And it is not true that no one was killed by Weathermen bombs. First of all, I have never heard until Dean Millot wrote it that the Weathermen warned people before they bombed something. That is a new one on me. I lived through that era and can't recall any reports of advance warnings. Second, three Weathermen--including Ayers's girlfriend Diana Oughton--were...


Now that Sol Stern has completely ruffled the feathers of the "whatever works" crowd, he's turned his sights to one of the most visible leaders of the "what works" movement, Institute for Educational Sciences director Russ Whitehurst. In a new City Journal Online piece, Stern critiques the recent Reading First evaluation and (joining Fordham's Amber Winkler, among others) points out its fatal flaw: the likelihood that the study's "control schools" were implementing many of the same programs as the study's "treatment group":

One reading scientist willing to speak on the record about these concerns is University of Illinois professor Timothy Shanahan, former president of the 85,000-member International Reading Association (the world's largest professional organization of reading teachers and scholars) and a recent inductee into the Reading Hall of Fame. Shanahan told me that he asked IES officials about the study design and was told that it was too late to change it.

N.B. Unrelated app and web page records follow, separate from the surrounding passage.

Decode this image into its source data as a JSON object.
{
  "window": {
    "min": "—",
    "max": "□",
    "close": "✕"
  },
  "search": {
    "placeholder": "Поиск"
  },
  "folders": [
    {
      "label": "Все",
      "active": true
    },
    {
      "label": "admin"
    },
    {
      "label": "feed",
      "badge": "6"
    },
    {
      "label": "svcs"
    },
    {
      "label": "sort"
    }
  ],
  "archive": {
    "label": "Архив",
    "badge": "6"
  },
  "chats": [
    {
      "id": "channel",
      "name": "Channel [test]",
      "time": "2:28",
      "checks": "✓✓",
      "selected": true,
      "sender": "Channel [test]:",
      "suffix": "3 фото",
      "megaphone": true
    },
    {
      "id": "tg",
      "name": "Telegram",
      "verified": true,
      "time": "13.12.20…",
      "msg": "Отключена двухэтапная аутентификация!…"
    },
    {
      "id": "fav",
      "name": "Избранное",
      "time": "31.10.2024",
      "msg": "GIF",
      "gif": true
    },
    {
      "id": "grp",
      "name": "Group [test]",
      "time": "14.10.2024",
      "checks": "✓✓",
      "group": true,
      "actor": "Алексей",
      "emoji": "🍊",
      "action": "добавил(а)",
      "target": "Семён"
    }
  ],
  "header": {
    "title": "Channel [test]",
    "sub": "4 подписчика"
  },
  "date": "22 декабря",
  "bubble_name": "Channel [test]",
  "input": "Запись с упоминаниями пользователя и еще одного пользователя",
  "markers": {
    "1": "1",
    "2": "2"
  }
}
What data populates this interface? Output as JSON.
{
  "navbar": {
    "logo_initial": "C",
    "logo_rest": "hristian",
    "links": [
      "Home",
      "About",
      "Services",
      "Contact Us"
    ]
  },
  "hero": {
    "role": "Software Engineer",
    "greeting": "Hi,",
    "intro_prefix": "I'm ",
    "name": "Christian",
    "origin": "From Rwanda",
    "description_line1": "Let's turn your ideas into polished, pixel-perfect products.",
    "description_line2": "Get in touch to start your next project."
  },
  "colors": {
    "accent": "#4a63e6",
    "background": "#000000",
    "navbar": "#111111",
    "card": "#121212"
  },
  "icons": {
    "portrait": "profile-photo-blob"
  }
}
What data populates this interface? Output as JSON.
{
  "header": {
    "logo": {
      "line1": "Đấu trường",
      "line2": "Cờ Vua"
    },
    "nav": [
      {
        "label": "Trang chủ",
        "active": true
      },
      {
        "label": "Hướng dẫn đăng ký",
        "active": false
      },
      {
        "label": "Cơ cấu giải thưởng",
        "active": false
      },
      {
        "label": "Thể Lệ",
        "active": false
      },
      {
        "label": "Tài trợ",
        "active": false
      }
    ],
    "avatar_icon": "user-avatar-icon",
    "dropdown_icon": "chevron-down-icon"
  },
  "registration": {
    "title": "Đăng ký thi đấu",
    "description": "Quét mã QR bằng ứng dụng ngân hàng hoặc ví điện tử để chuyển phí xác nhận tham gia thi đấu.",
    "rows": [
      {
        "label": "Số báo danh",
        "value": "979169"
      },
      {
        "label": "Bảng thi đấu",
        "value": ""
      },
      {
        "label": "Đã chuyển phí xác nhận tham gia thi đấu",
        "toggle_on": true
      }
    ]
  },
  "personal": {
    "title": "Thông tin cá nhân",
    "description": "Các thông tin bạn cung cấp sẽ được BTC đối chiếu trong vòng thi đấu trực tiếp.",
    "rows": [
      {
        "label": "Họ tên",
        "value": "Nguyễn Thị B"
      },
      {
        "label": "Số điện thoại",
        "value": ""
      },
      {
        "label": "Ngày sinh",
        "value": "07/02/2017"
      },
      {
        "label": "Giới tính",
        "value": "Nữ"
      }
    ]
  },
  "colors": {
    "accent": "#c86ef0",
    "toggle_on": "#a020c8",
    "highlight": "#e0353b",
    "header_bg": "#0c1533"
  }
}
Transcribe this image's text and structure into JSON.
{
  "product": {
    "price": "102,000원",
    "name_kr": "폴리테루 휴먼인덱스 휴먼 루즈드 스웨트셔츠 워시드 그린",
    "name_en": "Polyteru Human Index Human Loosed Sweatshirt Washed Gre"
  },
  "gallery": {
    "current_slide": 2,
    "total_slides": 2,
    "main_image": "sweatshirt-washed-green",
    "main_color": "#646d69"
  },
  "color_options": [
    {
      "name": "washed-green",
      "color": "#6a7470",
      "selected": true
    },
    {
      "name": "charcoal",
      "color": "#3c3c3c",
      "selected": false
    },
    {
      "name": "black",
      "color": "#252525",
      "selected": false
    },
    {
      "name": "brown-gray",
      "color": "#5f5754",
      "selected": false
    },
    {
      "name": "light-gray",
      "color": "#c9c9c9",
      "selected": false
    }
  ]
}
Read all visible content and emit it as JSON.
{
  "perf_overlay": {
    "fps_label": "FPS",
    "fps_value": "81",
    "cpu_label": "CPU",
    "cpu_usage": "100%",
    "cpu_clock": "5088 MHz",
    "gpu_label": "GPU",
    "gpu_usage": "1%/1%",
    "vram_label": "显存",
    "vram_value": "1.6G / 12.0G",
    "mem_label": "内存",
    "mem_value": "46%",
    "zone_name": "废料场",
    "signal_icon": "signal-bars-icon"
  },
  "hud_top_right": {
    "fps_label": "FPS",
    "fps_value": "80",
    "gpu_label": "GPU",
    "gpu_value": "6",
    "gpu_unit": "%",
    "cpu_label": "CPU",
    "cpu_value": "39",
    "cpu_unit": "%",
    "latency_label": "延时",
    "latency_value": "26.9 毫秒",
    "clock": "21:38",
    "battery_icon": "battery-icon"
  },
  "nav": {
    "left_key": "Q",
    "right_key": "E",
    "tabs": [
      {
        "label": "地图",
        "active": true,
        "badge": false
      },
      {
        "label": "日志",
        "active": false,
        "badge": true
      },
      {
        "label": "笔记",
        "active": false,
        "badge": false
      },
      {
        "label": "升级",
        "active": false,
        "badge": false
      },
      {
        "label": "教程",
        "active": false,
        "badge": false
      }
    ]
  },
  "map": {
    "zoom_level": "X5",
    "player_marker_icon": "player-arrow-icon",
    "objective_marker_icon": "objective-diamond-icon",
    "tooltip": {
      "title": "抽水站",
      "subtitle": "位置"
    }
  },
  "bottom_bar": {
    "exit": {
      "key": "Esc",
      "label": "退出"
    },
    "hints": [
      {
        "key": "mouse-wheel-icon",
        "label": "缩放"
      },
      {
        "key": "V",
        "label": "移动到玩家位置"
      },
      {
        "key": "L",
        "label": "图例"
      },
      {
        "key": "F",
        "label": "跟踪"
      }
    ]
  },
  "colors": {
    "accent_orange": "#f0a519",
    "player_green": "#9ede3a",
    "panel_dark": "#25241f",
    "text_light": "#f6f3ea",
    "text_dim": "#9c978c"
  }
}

Stern, reading the Washington tea leaves and sensing Congressional Democrats' eagerness to kill off the program, wants IES (i.e., Whitehurst) to admit the evaluation's limitations: